The financial case for decarbonising investment portfolios

Does decarbonization enhance investment performance? The latest findings from the Portfolio Decarbonization Coalition.

The Portfolio Decarbonization Coalition (PDC) recently released its second annual progress report: Investment Portfolios in a Carbon Constrained World
The report describes the actions being taken by PDC’s 27 signatories (representing over US$3,000 billion in assets under management) to decarbonize their investment portfolios. While the report cautions that decarbonization is a relatively new activity for many institutional investors, it does point to three encouraging findings. The first is that investors looking to track the major investment indices can achieve the same investment performance, with limited tracking error, but with significantly lower carbon footprints. For example, PDC signatories FRR, Amundi and AP4 have collaborated with MSCI to develop the MSCI Low Carbon Leaders indices. For the relevant investment universe, these indices exclude both the top 20% of companies based on carbon emissions intensity (i.e. Scope 1 and Scope 2 emissions per million Euros of turnover) and the largest owners of reserves per dollar of market capitalisation. The aim is to achieve at least a 50% reduction in carbon footprints relative to the relevant parent indices. FRR has reported that, since their introduction in Europe and North America at the end of 2014, these low carbon indices have outperformed the benchmark indices by 2% and 1.5% respectively.
The second is that PDC signatories agree that decarbonized portfolios offer potentially significant long-term investment benefits.

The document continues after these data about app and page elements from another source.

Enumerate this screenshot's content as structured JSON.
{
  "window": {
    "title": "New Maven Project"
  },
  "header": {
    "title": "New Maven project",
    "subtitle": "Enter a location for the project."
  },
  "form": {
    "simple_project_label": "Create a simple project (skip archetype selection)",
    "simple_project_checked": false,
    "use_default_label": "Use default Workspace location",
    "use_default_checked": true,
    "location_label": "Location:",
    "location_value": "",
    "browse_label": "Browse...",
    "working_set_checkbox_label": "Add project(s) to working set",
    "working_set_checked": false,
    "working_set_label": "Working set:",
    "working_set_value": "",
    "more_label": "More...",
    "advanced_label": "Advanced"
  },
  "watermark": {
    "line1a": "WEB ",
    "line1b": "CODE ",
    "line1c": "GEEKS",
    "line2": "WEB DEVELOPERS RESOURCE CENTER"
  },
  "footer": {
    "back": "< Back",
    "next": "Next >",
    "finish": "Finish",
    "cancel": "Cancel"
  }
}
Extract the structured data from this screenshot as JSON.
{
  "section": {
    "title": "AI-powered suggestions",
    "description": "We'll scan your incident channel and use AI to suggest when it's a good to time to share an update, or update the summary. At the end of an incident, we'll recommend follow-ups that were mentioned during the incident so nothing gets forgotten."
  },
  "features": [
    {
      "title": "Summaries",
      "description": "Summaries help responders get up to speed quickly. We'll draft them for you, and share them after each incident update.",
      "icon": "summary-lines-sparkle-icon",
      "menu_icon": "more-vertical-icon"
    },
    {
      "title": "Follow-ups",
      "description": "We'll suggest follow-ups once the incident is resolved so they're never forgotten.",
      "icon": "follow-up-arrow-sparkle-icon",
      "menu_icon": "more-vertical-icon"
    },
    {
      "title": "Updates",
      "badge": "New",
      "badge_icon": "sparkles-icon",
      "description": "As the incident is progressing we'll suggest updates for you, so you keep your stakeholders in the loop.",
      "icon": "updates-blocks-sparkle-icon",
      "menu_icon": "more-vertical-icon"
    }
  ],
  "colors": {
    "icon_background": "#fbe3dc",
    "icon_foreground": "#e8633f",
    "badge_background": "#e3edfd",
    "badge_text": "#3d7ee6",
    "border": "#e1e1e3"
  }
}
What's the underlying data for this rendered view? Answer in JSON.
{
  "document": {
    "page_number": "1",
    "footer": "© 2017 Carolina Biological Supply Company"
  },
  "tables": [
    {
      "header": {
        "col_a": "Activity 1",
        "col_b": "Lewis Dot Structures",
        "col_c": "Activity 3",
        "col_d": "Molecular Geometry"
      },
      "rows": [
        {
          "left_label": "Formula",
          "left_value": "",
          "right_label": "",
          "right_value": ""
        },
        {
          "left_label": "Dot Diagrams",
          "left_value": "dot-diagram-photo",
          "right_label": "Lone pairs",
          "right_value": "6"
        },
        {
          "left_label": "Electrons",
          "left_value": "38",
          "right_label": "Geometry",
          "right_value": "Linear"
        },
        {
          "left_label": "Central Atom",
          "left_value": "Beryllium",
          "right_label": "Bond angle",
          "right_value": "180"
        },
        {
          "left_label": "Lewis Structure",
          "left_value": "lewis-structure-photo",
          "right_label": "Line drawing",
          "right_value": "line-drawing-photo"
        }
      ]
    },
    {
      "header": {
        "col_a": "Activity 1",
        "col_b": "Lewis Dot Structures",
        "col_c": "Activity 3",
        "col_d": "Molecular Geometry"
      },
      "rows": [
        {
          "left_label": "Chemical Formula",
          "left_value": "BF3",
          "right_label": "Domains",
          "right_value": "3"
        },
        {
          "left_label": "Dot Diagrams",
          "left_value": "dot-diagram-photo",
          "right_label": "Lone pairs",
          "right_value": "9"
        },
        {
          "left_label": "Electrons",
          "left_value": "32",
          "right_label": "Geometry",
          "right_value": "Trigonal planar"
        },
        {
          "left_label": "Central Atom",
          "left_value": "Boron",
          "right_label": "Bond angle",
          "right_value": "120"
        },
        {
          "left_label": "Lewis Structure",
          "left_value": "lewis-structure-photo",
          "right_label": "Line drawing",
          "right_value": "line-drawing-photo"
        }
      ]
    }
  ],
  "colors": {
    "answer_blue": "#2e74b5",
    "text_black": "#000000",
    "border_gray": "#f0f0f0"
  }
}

They identify the benefits of decarbonization as including a reduced risk of value impairment because of climate change-related regulation, reduced risk of strandedassets and increased exposure to the companies that are likely to be the beneficiaries of the transition to a low carbon economy (e.g. in areas such as renewable energy).
The third is that there is clear evidence of ‘learning by doing’. PDC members have noted that many of the capacity and expertise barriers to progress tend to disappear as analysts and fund managers develop their understanding of how climate change is relevant to them and their activities. For example, Amundi, Hermes and Local Government Super have all commented that their investment teams’ increased familiarity with carbon data has led to analysts and fund managers pressing companies to provide better disclosures on these issues. In addition, Local Government Super has noted that, by working with companies and with its data providers, it is able to source better data on company emissions, thereby enabling it to make more informed investment decisions.
Despite these encouraging conclusions, it is clear that the overarching investment case for decarbonization needs further analysis. Many of PDC’s members have qualified their commitments to decarbonization by noting that they need to deliver investment performance or by arguing there needs to be a business case for action. These qualifications suggest that they are concerned about how decarbonization will affect their investment performance, and about whether the goals of carbon reductions and delivering investment performance can be reconciled. Work is, therefore, required to understand the relative merits of different decarbonization strategies, to develop a robust

understanding of the relationship between decarbonization and investment performance, and to understand the mechanisms and pathways whereby decarbonization strategies contribute to investment performance.
Developing the evidence base for decarbonisation is, clearly, a priority for PDC. But it should also be a priority for the wider investment industry.We therefore encourage asset owners and asset managers – irrespective of whether or not they are members of PDC – to analyse and report on their experiences with decarbonisation, on the investment performance outcomes they have achieved and to reflect on the factors that have driven this performance. With this commitment to analysis and information-sharing, we can build the investment case for decarbonisation.

Rory Sullivan is an independent consultant, specialising in the areas of responsible investment and climate change. Lisa Petrovic is the PDC Coordinator at the United Nations Environment Programme Finance Initiative. They are the authors of the second annual report of the PDC.